(Element data from apps and pages)

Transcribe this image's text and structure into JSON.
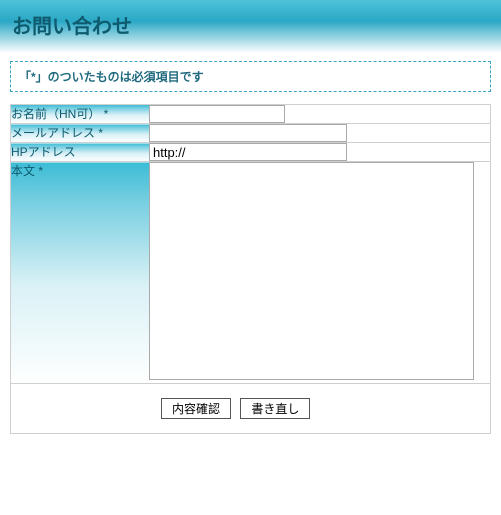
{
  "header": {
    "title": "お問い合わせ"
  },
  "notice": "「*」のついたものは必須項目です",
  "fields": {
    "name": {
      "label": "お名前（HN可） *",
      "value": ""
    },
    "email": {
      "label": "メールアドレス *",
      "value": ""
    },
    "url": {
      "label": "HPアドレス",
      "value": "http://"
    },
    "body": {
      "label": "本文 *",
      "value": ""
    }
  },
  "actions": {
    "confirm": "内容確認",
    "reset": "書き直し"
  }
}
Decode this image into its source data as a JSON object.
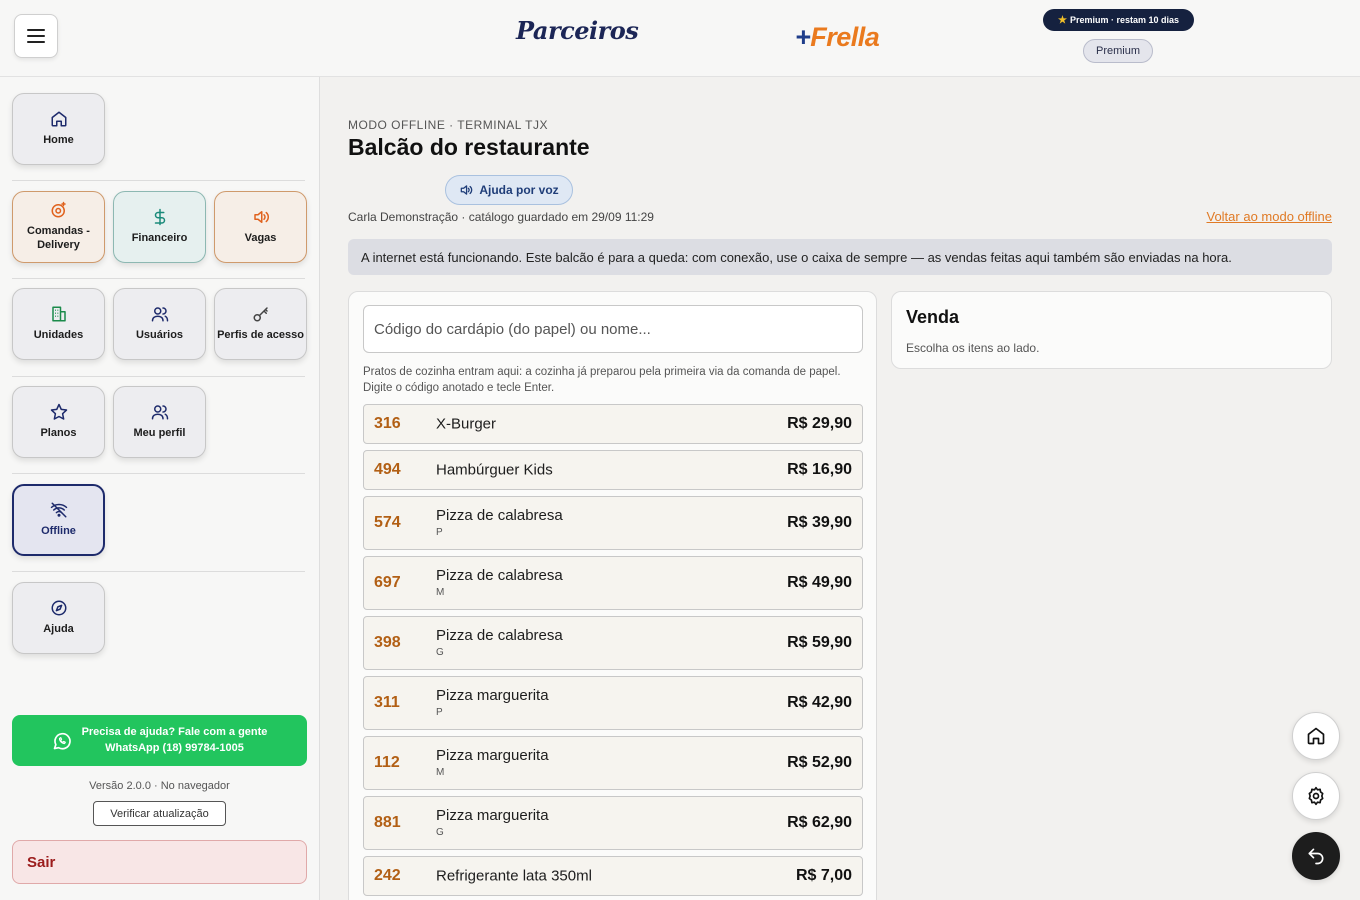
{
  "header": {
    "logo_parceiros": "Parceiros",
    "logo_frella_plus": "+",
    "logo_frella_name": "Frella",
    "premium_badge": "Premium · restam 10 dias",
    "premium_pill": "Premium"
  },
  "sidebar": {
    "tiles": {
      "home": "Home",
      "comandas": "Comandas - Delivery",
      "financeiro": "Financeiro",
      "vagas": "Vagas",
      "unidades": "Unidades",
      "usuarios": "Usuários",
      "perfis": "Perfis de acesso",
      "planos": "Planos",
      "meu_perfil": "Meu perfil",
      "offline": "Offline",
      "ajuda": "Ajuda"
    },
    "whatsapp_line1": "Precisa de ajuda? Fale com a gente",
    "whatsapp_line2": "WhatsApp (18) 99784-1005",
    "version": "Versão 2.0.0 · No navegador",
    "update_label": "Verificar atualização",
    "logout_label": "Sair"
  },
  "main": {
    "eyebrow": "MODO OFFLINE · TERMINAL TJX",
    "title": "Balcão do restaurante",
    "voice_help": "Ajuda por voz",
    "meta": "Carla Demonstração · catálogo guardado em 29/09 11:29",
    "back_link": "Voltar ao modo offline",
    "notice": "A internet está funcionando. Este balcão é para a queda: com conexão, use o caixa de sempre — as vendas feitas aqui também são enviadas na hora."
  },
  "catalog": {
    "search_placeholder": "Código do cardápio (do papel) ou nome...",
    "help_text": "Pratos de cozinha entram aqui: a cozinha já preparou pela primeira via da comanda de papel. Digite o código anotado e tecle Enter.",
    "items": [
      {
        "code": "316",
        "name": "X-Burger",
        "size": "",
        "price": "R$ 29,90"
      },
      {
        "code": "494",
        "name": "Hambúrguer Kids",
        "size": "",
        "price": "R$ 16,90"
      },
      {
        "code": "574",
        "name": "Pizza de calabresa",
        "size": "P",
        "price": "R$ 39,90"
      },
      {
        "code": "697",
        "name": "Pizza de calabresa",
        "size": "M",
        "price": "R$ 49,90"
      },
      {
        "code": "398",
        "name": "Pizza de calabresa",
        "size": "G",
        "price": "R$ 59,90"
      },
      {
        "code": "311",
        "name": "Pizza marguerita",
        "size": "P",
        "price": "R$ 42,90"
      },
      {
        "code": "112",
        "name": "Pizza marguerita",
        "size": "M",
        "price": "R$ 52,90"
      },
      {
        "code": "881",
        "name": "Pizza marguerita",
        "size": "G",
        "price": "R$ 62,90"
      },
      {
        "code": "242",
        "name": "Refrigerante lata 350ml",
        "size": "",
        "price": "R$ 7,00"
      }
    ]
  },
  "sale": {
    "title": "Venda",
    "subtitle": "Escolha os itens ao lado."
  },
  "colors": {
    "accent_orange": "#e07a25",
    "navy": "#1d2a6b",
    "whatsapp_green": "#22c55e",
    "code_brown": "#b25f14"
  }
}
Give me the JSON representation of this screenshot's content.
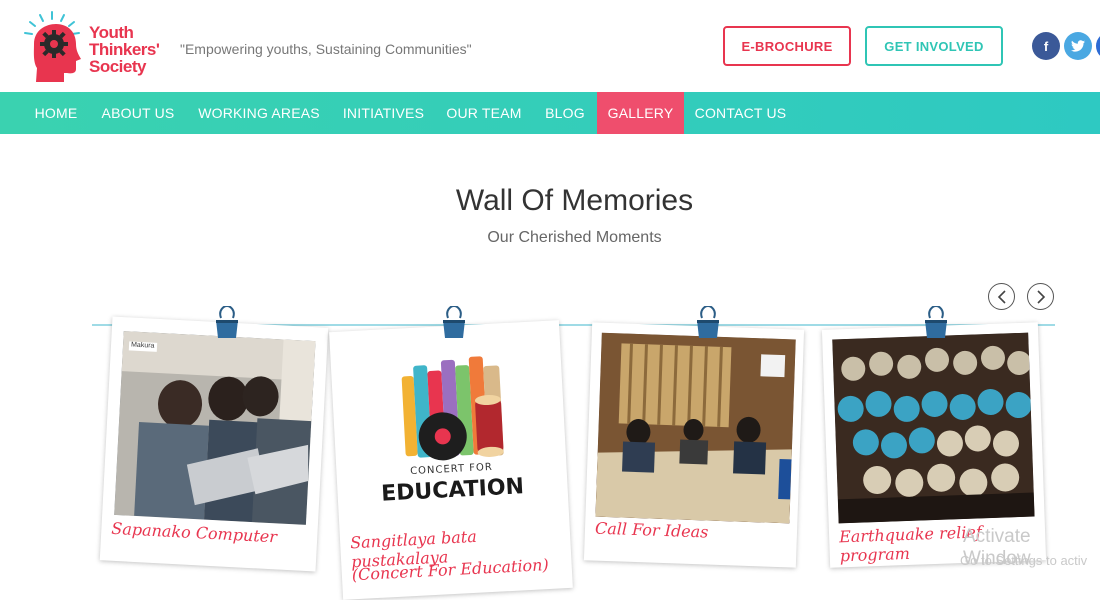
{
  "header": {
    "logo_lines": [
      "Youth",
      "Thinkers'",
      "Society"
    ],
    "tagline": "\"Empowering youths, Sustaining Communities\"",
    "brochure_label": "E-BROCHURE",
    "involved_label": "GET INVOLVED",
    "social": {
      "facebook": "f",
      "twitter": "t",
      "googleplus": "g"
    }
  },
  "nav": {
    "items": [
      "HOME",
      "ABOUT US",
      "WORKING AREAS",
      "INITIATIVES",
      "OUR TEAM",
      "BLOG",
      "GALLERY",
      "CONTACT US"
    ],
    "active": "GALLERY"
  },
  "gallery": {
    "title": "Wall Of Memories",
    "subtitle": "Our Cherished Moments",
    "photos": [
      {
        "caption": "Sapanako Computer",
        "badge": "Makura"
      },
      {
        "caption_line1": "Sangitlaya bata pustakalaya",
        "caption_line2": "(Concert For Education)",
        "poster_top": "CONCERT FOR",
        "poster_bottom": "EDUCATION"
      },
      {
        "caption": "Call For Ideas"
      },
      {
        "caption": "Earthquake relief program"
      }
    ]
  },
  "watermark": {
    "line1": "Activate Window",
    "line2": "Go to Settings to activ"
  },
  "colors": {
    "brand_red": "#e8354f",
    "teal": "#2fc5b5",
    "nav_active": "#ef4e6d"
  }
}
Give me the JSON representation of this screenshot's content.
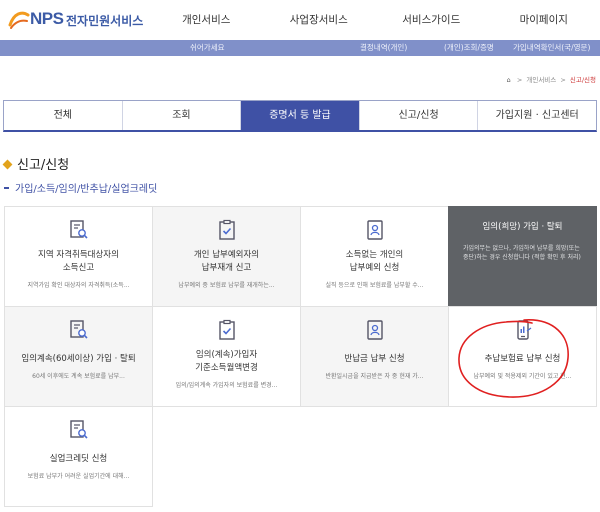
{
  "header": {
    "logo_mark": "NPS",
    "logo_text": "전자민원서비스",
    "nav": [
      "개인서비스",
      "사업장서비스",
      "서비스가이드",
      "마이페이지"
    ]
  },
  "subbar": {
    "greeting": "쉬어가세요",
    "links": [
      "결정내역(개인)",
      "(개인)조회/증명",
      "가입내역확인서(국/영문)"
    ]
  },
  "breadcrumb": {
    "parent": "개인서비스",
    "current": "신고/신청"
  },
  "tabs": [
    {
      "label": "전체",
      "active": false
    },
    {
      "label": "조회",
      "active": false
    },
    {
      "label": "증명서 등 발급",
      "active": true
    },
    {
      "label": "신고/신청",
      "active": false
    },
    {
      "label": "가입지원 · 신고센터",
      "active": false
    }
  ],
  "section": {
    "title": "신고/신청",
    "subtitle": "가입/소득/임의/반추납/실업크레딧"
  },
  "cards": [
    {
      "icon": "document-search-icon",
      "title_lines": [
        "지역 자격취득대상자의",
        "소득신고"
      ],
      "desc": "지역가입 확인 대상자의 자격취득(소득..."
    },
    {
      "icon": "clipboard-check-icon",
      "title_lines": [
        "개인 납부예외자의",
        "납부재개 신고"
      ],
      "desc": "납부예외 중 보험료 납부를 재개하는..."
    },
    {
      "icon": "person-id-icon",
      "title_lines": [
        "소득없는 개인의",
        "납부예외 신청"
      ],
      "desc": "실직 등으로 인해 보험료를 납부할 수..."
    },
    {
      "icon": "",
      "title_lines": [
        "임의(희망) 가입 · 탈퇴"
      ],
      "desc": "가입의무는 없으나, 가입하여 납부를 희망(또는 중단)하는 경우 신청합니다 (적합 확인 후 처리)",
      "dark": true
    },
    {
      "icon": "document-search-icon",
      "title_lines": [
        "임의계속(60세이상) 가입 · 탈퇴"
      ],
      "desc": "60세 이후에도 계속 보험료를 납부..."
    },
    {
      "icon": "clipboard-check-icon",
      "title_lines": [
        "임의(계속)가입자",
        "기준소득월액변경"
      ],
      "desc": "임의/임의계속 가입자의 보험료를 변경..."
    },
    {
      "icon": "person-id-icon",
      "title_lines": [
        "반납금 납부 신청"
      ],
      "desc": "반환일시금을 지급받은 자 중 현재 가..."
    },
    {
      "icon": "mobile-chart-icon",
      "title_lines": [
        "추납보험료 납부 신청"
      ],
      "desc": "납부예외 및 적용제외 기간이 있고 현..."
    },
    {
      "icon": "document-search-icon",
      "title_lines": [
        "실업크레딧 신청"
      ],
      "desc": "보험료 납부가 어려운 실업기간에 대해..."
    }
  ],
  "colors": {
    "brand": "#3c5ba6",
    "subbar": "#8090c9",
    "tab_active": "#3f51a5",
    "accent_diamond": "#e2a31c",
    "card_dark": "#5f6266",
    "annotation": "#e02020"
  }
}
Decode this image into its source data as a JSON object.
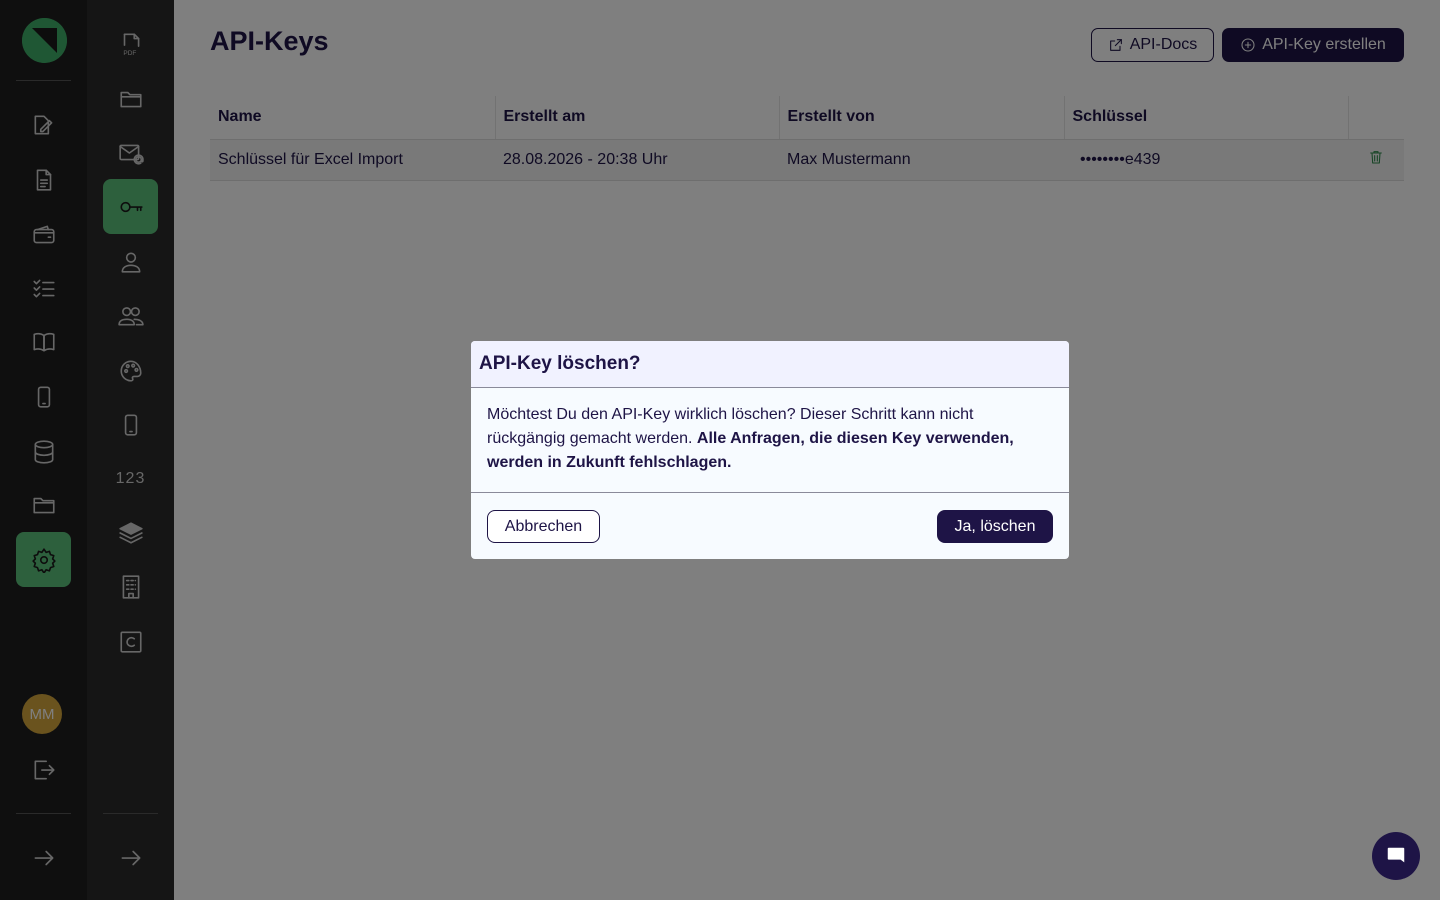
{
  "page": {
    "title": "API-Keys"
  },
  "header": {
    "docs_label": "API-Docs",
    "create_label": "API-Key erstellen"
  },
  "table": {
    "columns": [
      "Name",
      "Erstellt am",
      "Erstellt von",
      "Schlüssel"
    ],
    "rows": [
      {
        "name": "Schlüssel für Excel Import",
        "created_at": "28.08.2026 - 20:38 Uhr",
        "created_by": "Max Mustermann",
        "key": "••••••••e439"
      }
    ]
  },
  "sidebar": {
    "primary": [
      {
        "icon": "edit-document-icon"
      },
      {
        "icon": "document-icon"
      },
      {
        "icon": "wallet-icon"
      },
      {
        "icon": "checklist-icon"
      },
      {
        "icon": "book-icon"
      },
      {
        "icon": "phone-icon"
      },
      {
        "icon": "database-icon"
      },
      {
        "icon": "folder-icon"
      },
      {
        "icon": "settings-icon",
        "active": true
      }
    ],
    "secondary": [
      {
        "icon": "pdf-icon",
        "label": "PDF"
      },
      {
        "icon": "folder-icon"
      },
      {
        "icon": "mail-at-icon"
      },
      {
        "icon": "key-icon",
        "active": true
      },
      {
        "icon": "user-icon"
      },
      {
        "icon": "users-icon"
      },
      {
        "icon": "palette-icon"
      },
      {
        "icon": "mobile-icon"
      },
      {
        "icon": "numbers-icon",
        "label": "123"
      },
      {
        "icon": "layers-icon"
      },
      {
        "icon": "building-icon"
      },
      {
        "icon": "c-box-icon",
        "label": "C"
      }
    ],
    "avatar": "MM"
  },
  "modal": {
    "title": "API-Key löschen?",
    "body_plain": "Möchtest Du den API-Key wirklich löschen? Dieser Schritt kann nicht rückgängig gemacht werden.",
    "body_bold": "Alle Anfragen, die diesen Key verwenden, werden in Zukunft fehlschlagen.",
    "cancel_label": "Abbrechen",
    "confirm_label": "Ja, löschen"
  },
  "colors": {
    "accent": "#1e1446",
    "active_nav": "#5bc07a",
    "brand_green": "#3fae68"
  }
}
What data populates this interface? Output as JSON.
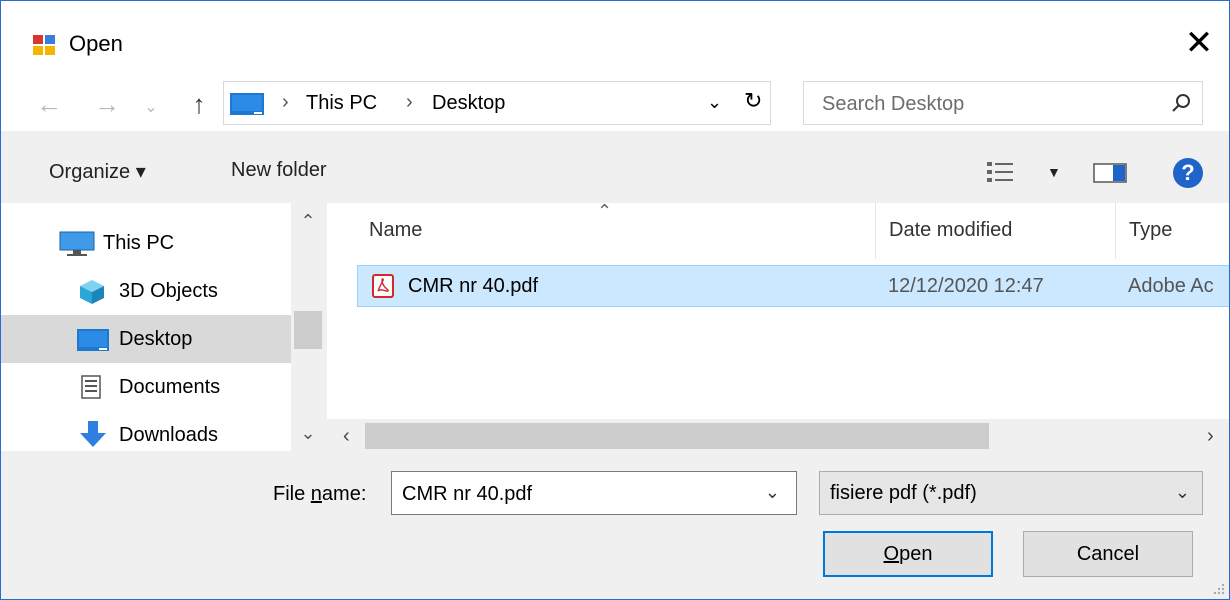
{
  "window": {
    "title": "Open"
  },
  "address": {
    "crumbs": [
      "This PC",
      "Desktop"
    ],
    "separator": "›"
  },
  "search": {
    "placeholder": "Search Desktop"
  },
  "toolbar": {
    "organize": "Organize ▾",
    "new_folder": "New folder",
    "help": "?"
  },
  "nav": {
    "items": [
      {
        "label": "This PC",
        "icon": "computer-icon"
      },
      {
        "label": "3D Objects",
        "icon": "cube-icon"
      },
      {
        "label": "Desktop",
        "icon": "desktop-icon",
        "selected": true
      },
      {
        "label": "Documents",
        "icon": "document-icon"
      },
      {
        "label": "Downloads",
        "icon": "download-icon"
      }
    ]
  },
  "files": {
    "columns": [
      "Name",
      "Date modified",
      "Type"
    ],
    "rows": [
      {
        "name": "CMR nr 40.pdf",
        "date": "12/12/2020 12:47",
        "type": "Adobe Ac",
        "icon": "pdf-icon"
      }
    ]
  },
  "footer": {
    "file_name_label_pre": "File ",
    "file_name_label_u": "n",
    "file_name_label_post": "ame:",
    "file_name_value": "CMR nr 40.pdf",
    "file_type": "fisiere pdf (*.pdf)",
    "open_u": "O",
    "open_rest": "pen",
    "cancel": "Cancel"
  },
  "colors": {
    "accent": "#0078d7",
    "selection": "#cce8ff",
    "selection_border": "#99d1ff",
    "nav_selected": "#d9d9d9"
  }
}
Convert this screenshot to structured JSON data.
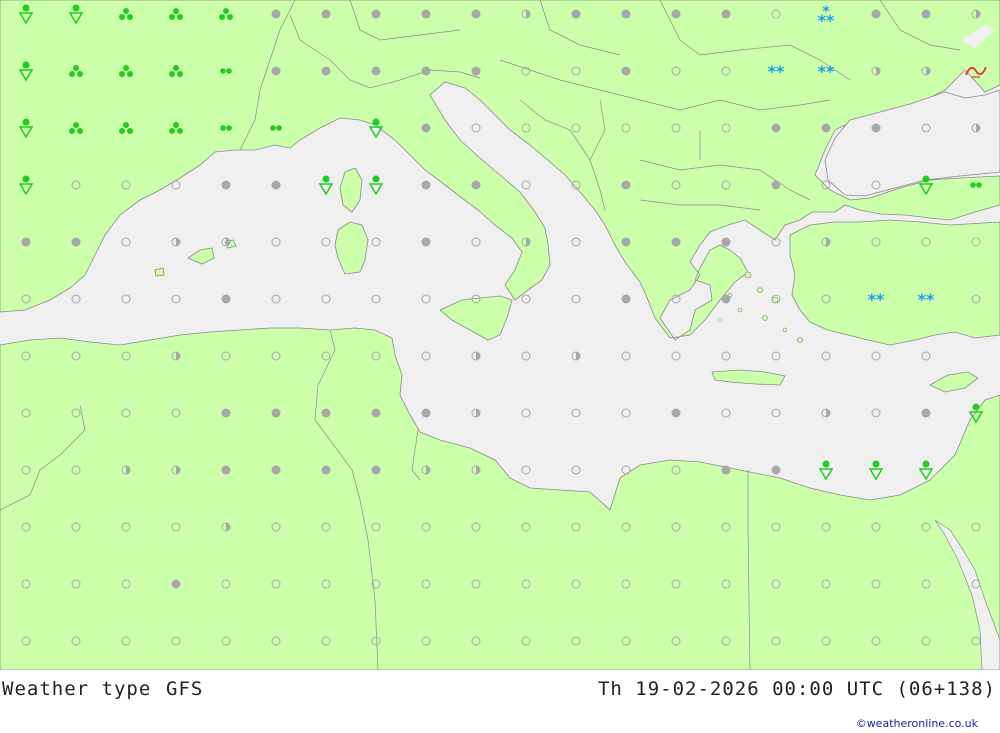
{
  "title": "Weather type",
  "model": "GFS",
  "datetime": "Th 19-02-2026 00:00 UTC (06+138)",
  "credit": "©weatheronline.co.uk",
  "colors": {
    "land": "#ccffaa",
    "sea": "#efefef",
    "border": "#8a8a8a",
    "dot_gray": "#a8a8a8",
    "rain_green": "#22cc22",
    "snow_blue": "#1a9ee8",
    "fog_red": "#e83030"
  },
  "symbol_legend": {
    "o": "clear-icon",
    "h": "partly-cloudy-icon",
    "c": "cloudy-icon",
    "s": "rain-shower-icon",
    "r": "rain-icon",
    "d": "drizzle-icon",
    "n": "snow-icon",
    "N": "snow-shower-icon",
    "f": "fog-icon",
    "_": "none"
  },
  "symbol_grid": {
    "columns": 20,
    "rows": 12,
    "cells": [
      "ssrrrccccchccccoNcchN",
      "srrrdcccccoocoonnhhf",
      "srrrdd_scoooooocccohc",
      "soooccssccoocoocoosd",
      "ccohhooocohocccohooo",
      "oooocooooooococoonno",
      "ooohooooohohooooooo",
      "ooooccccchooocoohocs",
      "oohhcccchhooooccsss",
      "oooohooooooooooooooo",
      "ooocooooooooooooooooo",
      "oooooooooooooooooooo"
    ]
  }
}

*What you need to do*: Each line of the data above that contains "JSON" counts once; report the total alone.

*Response to this exercise*: 7